____ Supplied records
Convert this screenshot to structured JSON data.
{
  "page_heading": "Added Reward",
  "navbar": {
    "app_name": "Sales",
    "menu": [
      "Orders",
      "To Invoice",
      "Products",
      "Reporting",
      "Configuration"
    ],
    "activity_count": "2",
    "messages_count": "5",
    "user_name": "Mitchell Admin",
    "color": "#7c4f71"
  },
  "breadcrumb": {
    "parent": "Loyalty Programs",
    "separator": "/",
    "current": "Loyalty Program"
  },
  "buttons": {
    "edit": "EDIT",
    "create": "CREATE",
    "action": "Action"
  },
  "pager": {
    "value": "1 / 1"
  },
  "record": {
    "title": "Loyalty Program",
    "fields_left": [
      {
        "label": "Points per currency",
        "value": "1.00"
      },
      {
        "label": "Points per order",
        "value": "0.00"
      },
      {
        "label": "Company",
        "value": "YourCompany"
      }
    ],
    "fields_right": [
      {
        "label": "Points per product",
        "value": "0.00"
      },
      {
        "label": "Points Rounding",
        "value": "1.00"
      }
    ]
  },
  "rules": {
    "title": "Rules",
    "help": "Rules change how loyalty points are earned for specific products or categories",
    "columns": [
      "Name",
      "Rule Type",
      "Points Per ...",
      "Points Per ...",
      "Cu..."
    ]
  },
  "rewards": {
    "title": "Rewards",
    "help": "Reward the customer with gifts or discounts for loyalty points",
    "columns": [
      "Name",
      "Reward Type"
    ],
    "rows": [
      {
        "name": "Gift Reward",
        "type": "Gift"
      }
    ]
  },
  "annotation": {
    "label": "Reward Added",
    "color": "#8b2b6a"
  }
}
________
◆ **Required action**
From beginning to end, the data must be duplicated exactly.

◆ **Your response**
Convert this screenshot to structured JSON data.
{
  "page_heading": "Added Reward",
  "navbar": {
    "app_name": "Sales",
    "menu": [
      "Orders",
      "To Invoice",
      "Products",
      "Reporting",
      "Configuration"
    ],
    "activity_count": "2",
    "messages_count": "5",
    "user_name": "Mitchell Admin",
    "color": "#7c4f71"
  },
  "breadcrumb": {
    "parent": "Loyalty Programs",
    "separator": "/",
    "current": "Loyalty Program"
  },
  "buttons": {
    "edit": "EDIT",
    "create": "CREATE",
    "action": "Action"
  },
  "pager": {
    "value": "1 / 1"
  },
  "record": {
    "title": "Loyalty Program",
    "fields_left": [
      {
        "label": "Points per currency",
        "value": "1.00"
      },
      {
        "label": "Points per order",
        "value": "0.00"
      },
      {
        "label": "Company",
        "value": "YourCompany"
      }
    ],
    "fields_right": [
      {
        "label": "Points per product",
        "value": "0.00"
      },
      {
        "label": "Points Rounding",
        "value": "1.00"
      }
    ]
  },
  "rules": {
    "title": "Rules",
    "help": "Rules change how loyalty points are earned for specific products or categories",
    "columns": [
      "Name",
      "Rule Type",
      "Points Per ...",
      "Points Per ...",
      "Cu..."
    ]
  },
  "rewards": {
    "title": "Rewards",
    "help": "Reward the customer with gifts or discounts for loyalty points",
    "columns": [
      "Name",
      "Reward Type"
    ],
    "rows": [
      {
        "name": "Gift Reward",
        "type": "Gift"
      }
    ]
  },
  "annotation": {
    "label": "Reward Added",
    "color": "#8b2b6a"
  }
}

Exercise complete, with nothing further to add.